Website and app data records
★ ★ ★ ★ ★
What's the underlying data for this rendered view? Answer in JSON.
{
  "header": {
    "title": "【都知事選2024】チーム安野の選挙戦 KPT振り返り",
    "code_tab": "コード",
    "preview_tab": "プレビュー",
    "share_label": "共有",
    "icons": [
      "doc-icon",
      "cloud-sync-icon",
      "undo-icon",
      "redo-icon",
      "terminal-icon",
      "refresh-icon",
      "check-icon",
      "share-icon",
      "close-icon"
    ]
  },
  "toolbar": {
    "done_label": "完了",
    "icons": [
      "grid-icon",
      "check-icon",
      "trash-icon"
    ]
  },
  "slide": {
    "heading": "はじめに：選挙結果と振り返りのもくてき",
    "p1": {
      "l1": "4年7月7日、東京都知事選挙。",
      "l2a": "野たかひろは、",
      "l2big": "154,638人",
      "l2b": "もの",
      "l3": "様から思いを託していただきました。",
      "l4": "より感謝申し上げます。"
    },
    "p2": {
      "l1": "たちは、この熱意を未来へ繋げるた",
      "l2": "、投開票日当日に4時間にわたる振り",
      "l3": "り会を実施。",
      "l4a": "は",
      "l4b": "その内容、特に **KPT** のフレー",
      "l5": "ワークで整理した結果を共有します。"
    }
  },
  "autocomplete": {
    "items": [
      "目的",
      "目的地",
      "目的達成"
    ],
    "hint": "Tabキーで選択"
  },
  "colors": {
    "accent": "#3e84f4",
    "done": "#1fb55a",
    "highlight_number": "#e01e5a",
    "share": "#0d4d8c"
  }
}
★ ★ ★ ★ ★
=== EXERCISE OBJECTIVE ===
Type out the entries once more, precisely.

=== RESULT FOR THIS EXERCISE ===
What's the underlying data for this rendered view? Answer in JSON.
{
  "header": {
    "title": "【都知事選2024】チーム安野の選挙戦 KPT振り返り",
    "code_tab": "コード",
    "preview_tab": "プレビュー",
    "share_label": "共有",
    "icons": [
      "doc-icon",
      "cloud-sync-icon",
      "undo-icon",
      "redo-icon",
      "terminal-icon",
      "refresh-icon",
      "check-icon",
      "share-icon",
      "close-icon"
    ]
  },
  "toolbar": {
    "done_label": "完了",
    "icons": [
      "grid-icon",
      "check-icon",
      "trash-icon"
    ]
  },
  "slide": {
    "heading": "はじめに：選挙結果と振り返りのもくてき",
    "p1": {
      "l1": "4年7月7日、東京都知事選挙。",
      "l2a": "野たかひろは、",
      "l2big": "154,638人",
      "l2b": "もの",
      "l3": "様から思いを託していただきました。",
      "l4": "より感謝申し上げます。"
    },
    "p2": {
      "l1": "たちは、この熱意を未来へ繋げるた",
      "l2": "、投開票日当日に4時間にわたる振り",
      "l3": "り会を実施。",
      "l4a": "は",
      "l4b": "その内容、特に **KPT** のフレー",
      "l5": "ワークで整理した結果を共有します。"
    }
  },
  "autocomplete": {
    "items": [
      "目的",
      "目的地",
      "目的達成"
    ],
    "hint": "Tabキーで選択"
  },
  "colors": {
    "accent": "#3e84f4",
    "done": "#1fb55a",
    "highlight_number": "#e01e5a",
    "share": "#0d4d8c"
  }
}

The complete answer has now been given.